YOUR ASSIGNMENT:
Pull out each line of the records holding the string "icon".
(PROVIDED MATERIAL Opens)
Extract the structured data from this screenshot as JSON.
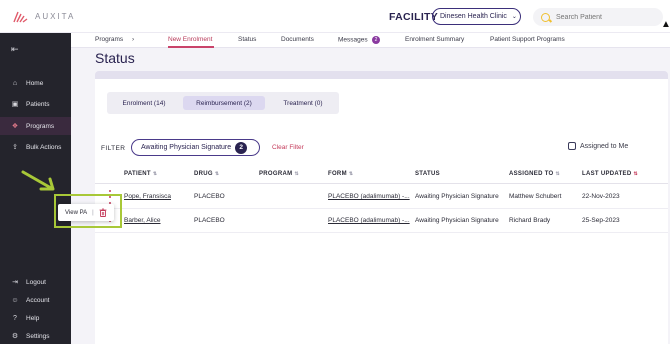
{
  "header": {
    "brand": "AUXITA",
    "facility_label": "FACILITY",
    "clinic": "Dinesen Health Clinic",
    "search_placeholder": "Search Patient"
  },
  "sidebar": {
    "items": [
      {
        "label": "Home",
        "icon": "home-icon"
      },
      {
        "label": "Patients",
        "icon": "patients-icon"
      },
      {
        "label": "Programs",
        "icon": "programs-icon",
        "active": true
      },
      {
        "label": "Bulk Actions",
        "icon": "bulk-actions-icon"
      },
      {
        "label": "Logout",
        "icon": "logout-icon"
      },
      {
        "label": "Account",
        "icon": "account-icon"
      },
      {
        "label": "Help",
        "icon": "help-icon"
      },
      {
        "label": "Settings",
        "icon": "settings-icon"
      }
    ]
  },
  "tabs": {
    "programs": "Programs",
    "new_enrolment": "New Enrolment",
    "status": "Status",
    "documents": "Documents",
    "messages": "Messages",
    "messages_badge": "2",
    "enrolment_summary": "Enrolment Summary",
    "patient_support": "Patient Support Programs"
  },
  "page": {
    "title": "Status"
  },
  "segments": [
    {
      "label": "Enrolment (14)"
    },
    {
      "label": "Reimbursement (2)",
      "active": true
    },
    {
      "label": "Treatment (0)"
    }
  ],
  "filter": {
    "label": "FILTER",
    "chip": "Awaiting Physician Signature",
    "chip_count": "2",
    "clear": "Clear Filter",
    "assigned_to_me": "Assigned to Me"
  },
  "table": {
    "columns": [
      "PATIENT",
      "DRUG",
      "PROGRAM",
      "FORM",
      "STATUS",
      "ASSIGNED TO",
      "LAST UPDATED"
    ],
    "rows": [
      {
        "patient": "Pope, Fransisca",
        "drug": "PLACEBO",
        "program": "",
        "form": "PLACEBO (adalimumab) -...",
        "status": "Awaiting Physician Signature",
        "assigned": "Matthew Schubert",
        "updated": "22-Nov-2023"
      },
      {
        "patient": "Barber, Alice",
        "drug": "PLACEBO",
        "program": "",
        "form": "PLACEBO (adalimumab) -...",
        "status": "Awaiting Physician Signature",
        "assigned": "Richard Brady",
        "updated": "25-Sep-2023"
      }
    ]
  },
  "popup": {
    "view_pa": "View PA",
    "separator": "|"
  },
  "colors": {
    "accent": "#c9436a",
    "primary": "#2a2350",
    "sidebar": "#24242c",
    "highlight": "#a8c838"
  }
}
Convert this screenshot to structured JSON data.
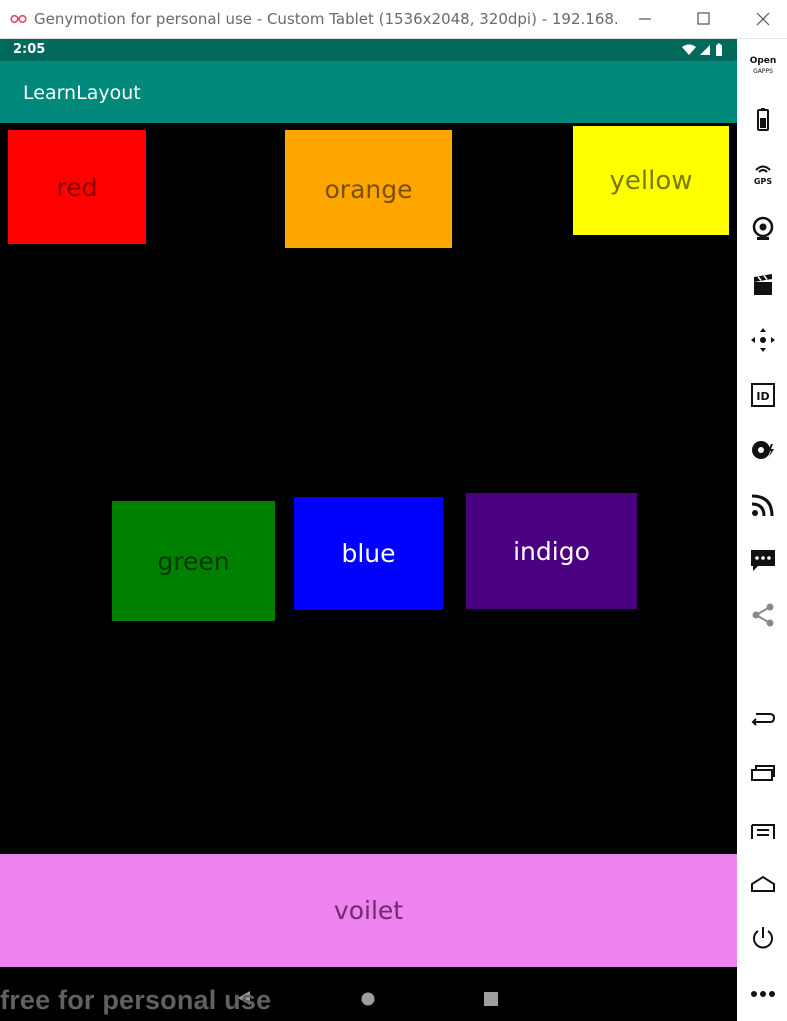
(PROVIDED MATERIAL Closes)
REPLY TO THE TASK:
        "icon": "home-icon"
        "icon": "patients-icon"
        "icon": "programs-icon",
        "icon": "bulk-actions-icon"
        "icon": "logout-icon"
        "icon": "account-icon"
        "icon": "help-icon"
        "icon": "settings-icon"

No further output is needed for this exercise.